Pope Francis calls the attention on the provision that, while “confessing that they are Christians” and presenting Christianity if allowed to do so, the Franciscans when visiting the Muslims should avoid “quarrels and disputes” and respect the laws of the local, meaning the Muslim, authorities. This is surprisingly modern, and echoes the distinction Pope Francis has often proposed between a respectful “mission” and an aggressive and impolite “proselytism.”
When Francis went himself to Egypt to meet the Sultan, he put these principles into practice somewhat dramatically. According to a reliable source, the memoirs of early Italian Franciscan Jordan of Giano, Francis went to Egypt where the Sultan was encamped fighting the Crusaders for the possession of the port city of Damietta (now Dumyat). Francis spoke Italian only, and was mistook for a spy and badly beaten.
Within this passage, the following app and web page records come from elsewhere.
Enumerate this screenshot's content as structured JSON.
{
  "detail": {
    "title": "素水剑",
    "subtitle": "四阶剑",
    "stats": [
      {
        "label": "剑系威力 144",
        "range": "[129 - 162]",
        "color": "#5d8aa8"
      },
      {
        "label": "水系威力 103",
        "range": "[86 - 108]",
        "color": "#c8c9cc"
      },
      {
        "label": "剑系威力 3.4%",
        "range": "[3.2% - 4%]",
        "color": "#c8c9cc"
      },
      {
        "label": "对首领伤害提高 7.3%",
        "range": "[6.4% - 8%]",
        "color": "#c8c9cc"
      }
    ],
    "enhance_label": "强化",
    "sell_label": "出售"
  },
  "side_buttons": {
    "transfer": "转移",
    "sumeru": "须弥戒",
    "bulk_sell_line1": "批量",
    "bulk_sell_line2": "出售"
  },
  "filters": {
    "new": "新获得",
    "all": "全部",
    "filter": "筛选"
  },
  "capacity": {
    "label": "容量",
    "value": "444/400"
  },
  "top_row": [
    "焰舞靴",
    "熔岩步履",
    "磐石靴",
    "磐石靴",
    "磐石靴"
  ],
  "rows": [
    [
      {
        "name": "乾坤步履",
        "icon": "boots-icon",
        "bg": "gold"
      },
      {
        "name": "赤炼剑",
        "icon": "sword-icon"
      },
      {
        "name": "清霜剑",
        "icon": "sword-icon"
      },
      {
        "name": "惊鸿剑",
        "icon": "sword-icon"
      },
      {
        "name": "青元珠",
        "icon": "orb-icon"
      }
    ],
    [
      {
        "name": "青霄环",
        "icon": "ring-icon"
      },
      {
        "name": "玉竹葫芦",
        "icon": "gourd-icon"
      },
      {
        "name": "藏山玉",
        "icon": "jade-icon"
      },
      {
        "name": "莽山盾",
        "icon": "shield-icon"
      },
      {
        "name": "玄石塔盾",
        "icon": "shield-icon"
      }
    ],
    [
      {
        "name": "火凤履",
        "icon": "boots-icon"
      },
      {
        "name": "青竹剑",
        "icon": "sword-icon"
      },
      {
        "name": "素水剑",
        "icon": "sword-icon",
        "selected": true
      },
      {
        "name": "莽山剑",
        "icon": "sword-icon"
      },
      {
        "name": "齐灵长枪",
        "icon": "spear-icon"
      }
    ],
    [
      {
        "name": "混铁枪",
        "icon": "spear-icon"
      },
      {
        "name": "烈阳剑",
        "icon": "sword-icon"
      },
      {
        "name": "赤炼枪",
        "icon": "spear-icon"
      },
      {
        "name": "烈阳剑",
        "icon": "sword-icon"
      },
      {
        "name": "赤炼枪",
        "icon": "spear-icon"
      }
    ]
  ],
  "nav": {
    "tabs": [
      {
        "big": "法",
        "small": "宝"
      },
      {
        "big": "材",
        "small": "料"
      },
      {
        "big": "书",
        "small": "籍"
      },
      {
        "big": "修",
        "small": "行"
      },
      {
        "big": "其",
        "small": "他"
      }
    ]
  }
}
As Jordan reported, “he cried out amid the beatings, ‘Soldan, soldan!’” hoping it will be understood he wanted to meet the Sultan. Out of luck or perhaps divine protection, somebody did understand him, and, as Jordan reported, “he was brought to the Sultan and was honorably received and treated very humanely.” When he had finished his speech, which was respectfully listened to, “by order of the Sultan, he was accompanied with armed escort to the army of the Christians, who were then besieging Damietta.”
Pope Francis believes that the deeper meaning of this story is that we can disagree in matters religious but still find a common ground in fraternity and the sense of being “fratelli tutti,” “all brothers,” an expression by Francis of Assisi himself.
The Abu Dhabi document looks for a content of this fraternity, to avoid the risk that it can be reduced to a rhetorical and romantic proclamation. Fraternity is based, the document says, on an “awareness of the heart” that we are all united by moral values, respect, and dignity. It is what Dr. Hong and Tai Ji Men express through their appeal to conscience.
The document also denounces political corruption as a consequence of losing this awareness, and warns that religious and spiritual minorities often pay the heaviest price for this corruption. The use of the word “minority” may become in itself a source of discrimination, and the Pope and the Imam promised to “reject the discriminatory use of the term ‘minorities’ which engenders feelings of isolation and inferiority.”
Isolating and discriminating a spiritual “minority” was what happened in the Tai Ji Men case. This derived from corruption, and corruption derived in turn from losing that “awareness of the heart” that is conscience, making fraternity impossible.
May this International Day of Fraternity be an opportunity to reaffirm that we can be “all brothers” (and sisters, but Francis of Assisi wrote eight hundred years before the advent of gender-inclusive language) only if we respect the rights of the groups we call “minorities” to pursue their own path. That Taiwan authorities may embrace Tai Ji Men “without quarrels or disputes,” as Francis of Assisi said, and with respect, justice, and fraternity may seem just a dream, after more than 26 years of discrimination. Yet, we are here to reaffirm that some dreams are so strong and beautiful that in the end they come true.